● EXTRACTED ENTRIES:
******************************

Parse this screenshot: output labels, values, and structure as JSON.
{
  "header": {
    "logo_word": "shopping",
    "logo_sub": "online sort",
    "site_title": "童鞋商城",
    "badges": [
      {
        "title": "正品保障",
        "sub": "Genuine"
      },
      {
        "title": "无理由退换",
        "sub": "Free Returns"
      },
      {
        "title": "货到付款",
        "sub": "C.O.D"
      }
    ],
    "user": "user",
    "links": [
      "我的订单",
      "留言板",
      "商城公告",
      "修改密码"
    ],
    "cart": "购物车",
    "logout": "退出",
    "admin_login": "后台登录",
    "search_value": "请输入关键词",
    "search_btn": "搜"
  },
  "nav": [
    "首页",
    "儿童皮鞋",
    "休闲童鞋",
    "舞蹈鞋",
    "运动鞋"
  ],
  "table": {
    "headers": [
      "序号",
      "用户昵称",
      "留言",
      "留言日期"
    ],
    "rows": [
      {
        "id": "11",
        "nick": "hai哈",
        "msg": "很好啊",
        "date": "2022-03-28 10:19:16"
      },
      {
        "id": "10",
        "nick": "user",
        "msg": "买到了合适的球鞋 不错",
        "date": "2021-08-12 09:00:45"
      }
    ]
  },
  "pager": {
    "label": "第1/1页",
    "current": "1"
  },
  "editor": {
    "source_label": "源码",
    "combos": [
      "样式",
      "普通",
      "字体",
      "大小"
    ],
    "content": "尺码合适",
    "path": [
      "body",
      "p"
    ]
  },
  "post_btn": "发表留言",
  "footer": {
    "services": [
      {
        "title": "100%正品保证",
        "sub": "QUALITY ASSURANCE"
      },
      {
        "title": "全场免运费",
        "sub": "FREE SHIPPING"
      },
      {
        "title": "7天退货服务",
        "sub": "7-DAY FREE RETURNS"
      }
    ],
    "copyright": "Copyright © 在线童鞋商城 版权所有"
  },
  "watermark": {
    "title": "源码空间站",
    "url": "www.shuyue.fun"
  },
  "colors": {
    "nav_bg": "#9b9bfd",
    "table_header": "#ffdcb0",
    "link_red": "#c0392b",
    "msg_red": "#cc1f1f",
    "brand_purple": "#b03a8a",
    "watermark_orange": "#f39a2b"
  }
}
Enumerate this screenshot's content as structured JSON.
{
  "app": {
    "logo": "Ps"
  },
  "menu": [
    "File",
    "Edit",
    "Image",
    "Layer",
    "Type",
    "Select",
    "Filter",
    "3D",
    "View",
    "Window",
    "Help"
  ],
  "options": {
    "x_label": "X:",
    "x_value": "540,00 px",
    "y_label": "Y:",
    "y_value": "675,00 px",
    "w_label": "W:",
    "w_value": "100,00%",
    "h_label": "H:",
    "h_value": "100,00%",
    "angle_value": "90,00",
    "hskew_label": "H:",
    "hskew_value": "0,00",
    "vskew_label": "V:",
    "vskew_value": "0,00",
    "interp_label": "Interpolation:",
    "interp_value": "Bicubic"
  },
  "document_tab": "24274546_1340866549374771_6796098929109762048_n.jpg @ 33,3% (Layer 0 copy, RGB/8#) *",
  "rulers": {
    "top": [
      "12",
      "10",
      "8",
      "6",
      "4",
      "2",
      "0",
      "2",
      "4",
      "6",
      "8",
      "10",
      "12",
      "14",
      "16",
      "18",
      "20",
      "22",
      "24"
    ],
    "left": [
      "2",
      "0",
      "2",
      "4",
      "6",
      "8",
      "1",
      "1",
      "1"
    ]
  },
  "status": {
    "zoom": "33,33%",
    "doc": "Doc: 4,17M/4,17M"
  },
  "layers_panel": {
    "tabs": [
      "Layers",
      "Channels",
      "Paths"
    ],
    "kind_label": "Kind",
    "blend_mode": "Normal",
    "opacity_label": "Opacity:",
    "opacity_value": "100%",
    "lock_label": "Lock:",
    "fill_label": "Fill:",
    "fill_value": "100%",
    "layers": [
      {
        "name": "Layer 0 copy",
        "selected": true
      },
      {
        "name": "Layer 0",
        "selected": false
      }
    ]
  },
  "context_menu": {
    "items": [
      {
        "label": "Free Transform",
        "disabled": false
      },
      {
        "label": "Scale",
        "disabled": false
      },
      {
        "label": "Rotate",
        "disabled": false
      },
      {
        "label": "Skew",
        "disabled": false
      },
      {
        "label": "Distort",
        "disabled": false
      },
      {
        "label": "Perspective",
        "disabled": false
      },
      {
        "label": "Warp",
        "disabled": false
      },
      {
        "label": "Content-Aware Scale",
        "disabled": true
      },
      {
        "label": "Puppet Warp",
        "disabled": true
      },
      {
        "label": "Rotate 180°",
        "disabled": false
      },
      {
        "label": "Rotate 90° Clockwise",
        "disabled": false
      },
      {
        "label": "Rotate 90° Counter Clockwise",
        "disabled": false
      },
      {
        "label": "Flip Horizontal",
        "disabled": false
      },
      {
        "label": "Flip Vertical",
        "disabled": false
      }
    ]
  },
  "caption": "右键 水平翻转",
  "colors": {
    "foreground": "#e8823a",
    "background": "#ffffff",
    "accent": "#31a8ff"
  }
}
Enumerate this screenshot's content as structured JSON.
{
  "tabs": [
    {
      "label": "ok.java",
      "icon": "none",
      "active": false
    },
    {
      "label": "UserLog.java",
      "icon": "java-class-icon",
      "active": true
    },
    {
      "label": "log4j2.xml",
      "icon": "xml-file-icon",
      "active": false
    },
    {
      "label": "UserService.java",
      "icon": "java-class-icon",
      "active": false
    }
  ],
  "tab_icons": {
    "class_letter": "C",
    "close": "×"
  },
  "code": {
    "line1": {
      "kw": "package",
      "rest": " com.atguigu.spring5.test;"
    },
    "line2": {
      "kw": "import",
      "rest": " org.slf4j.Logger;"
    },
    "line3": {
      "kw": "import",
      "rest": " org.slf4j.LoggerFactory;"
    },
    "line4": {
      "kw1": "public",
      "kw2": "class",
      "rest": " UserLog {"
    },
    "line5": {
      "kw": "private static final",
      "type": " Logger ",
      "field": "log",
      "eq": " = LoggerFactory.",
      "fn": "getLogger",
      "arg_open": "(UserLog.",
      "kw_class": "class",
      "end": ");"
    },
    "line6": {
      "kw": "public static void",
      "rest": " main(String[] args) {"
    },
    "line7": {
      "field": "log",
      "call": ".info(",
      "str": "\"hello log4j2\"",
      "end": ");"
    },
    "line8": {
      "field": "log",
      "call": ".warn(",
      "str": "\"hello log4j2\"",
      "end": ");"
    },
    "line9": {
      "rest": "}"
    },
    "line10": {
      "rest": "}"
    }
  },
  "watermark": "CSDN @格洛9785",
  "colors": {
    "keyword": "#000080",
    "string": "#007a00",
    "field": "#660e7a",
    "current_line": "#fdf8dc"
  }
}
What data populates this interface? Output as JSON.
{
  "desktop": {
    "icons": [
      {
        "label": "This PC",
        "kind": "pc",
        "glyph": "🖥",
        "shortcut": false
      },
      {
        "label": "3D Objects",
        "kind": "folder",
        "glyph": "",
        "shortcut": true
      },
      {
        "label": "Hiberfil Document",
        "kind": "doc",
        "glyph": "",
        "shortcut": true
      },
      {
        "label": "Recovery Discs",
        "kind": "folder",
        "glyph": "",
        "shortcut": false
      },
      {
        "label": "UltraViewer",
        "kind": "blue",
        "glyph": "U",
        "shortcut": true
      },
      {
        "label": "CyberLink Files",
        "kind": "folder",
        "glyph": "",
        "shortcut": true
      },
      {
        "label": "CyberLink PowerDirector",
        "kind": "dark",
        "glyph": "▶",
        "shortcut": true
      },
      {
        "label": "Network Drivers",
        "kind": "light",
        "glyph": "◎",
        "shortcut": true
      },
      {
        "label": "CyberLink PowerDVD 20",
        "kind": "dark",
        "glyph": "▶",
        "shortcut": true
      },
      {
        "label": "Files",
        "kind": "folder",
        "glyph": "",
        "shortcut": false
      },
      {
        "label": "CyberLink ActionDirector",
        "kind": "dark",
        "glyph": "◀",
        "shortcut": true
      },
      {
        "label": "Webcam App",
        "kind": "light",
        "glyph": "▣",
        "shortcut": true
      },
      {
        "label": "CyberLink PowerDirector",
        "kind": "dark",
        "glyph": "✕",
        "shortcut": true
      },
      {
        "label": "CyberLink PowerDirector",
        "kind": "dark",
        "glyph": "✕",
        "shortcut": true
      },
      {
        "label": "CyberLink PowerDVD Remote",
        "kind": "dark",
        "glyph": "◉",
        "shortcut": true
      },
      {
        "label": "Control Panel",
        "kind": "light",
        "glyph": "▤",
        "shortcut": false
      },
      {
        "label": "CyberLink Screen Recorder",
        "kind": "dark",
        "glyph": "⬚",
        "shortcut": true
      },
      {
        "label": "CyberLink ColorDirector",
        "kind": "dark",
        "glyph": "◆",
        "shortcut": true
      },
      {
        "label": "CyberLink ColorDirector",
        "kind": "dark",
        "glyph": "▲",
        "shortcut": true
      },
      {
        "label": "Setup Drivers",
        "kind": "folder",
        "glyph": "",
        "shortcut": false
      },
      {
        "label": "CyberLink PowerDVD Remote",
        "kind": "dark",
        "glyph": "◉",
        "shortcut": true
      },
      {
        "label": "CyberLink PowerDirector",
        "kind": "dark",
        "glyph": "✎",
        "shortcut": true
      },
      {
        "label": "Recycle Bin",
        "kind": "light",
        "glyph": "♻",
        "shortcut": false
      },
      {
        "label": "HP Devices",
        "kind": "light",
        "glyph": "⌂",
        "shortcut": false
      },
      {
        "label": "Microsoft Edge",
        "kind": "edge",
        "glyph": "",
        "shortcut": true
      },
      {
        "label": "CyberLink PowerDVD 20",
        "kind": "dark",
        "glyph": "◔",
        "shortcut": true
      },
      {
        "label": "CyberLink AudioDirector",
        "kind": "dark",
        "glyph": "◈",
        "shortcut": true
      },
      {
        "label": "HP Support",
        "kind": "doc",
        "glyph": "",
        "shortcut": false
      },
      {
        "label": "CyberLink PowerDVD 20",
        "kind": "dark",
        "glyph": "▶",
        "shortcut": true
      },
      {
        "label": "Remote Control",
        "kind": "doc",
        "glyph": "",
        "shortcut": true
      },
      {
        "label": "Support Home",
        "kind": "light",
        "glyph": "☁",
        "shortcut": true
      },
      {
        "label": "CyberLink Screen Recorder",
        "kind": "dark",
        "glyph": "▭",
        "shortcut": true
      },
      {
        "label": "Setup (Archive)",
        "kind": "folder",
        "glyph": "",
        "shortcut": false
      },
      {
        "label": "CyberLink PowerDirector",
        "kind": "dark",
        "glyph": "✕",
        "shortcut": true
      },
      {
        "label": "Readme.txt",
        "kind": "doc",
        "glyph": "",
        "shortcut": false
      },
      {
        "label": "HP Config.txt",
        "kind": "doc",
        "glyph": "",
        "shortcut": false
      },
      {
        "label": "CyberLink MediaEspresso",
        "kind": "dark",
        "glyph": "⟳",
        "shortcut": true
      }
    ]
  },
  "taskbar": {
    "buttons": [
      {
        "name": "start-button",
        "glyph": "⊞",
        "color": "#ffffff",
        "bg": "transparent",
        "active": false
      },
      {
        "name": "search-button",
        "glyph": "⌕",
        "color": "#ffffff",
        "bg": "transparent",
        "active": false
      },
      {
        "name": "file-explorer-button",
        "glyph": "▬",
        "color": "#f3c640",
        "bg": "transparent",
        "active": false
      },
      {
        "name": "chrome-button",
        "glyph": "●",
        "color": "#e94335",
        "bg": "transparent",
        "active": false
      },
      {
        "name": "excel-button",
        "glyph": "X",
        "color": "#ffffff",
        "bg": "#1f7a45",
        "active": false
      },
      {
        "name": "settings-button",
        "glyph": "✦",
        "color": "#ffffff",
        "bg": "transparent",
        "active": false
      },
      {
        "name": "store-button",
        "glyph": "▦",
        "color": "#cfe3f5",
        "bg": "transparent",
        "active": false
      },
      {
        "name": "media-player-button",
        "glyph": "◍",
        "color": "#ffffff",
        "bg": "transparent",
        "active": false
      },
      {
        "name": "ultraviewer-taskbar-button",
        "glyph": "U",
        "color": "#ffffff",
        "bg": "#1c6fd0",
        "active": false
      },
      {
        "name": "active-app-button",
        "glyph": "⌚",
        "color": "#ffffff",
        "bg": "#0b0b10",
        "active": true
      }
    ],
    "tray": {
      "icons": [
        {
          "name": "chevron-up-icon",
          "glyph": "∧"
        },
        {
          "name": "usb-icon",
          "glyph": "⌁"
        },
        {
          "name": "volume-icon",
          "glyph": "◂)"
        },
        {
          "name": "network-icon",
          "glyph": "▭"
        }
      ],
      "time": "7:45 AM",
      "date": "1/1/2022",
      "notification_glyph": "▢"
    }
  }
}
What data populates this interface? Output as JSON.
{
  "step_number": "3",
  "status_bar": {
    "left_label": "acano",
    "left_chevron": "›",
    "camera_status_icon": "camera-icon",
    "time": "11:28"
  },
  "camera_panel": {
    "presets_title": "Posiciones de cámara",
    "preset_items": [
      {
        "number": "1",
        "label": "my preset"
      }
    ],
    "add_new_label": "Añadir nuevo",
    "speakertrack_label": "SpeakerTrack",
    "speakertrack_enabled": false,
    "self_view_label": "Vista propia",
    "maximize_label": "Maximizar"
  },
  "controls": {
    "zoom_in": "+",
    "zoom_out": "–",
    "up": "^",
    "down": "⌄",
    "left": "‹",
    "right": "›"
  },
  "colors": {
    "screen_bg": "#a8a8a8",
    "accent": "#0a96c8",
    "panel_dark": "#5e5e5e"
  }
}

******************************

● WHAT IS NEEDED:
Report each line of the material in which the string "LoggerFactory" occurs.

● ANSWER SPACE:
      "rest": " org.slf4j.LoggerFactory;"
      "eq": " = LoggerFactory.",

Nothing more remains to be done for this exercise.